I looked at the book in my hand, and in one of those “God smacked me between the eyes” moments, I realized that the man looking at the magazine with naked women was no different than my reading this book in the presence of others.
The sexy romance novel was my version of porn.
I pulled out my crossword puzzle book instead.
About a year into my sexual transformation, I realized that I couldn’t remember the last time I’d read one of my favorite authors. I pulled out one of her books and began reading. I skipped over the sex scenes—partly because I wasn’t particularly interested in them (frequent sex had taken away that voyeuristic interest) and partly because I thought that if I skipped the sex scenes, it would be a little less like reading porn (sort of like a guy who really does look at a magazine “just for the articles”). Yet l got to the end of the book feeling a bit more discontented than usual. The emotional connection portrayed in the book affected me just as much as the sexual connection.
By the time 50 Shades of Grey was released, I had an instinctive understanding that it would not be emotionally healthy for me to read. I had friends who talked about reading it and then going to jump their husbands. I read innumerable accounts of women who said their sex drives had been rekindled by reading these books. I saw bondage items crop up in stores everywhere and wondered if the women buying these items would have been interested in them the year before. The term “mommy porn” seemed quite apt.
I thought about how glad I was that my marriage was in a place that kept me from wanting what I suspected the book might have offered me: a renewal of discontent with my husband and our marriage, sexual arousal created by fiction rather than by my husband and my desire for him, and a desire for specific sexual activity in hopes that it would give me what I’d been convinced I should want.
Shades of Romance Reading
Last year, I read Pulling Back the Shades (affiliate link), by Dr. Juli Slattery and Dannah K. Gresh. I was stunned. The book grabbed at me in the first chapter, as the authors identified five longings in women’s hearts that can leave them ripe for the temptations of erotica and porn:
- Escape from reality
- Being cherished by a man
- Being protected by a strong man
- Rescuing a man
- Feeling sexually alive
These are exactly the things that I had loved so much about all the books I’d read—and they were longings that had begun to be filled as I became happier in my marriage.
Next month, the 50 Shades of Grey movie will be released. I am part of a team (a big, big team) helping promote Pulling Back the Shades in response to the movie’s release. I will be sharing posts on my social media sites related to this book team, so you’ll see a lot of that.

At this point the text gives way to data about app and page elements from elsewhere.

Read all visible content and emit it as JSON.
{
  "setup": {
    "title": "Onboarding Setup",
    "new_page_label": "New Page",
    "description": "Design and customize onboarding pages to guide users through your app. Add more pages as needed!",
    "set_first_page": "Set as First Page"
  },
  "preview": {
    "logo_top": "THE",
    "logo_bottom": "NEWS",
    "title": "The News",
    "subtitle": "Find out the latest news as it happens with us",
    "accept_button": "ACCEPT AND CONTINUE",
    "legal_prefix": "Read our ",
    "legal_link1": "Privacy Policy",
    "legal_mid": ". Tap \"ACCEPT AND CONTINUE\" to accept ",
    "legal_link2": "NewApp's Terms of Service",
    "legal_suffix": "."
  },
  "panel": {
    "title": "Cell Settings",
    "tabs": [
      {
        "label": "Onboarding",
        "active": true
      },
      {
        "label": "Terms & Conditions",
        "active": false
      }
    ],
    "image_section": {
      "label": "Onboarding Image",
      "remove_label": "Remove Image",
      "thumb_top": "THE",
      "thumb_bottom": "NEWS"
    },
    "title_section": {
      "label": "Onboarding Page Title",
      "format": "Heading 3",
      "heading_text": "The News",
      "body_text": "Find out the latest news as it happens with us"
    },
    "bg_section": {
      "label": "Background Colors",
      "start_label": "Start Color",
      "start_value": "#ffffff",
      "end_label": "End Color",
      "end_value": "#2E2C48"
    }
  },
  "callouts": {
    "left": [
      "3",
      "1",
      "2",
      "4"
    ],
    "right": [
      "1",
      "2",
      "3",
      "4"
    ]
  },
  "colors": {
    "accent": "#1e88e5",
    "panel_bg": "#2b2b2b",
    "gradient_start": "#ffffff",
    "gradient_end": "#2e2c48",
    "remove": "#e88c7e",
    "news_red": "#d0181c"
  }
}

We understand that a man who began viewing porn as a young teen often faces lifelong battle with sexual views and expectations shaped by porn.
My experience suggests that a woman who began reading romance novels as a young teen can face a lifelong battle with relationship expectations shaped by that reading.
Oh, how I wish I could tell you the struggles are over—but I can’t. There are times I still want to seek out the escape from reality to a world with a perfect husband and sex life. Sadly, I am not always successful in fighting this battle.
Pulling Back the Shades has helped equip me to fight the battle with knowledge and a deeper understanding of myself. It is a battle I still fight—but now I have weapons and knowledge to help me.
If you have faced any of these struggles in your life (especially if you suspect your marriage might have been affected), please, please, please read the book. And stayed tuned for more in the coming month.
Image courtesy of Boians Cho Joo Young at FreeDigitalPhotos.net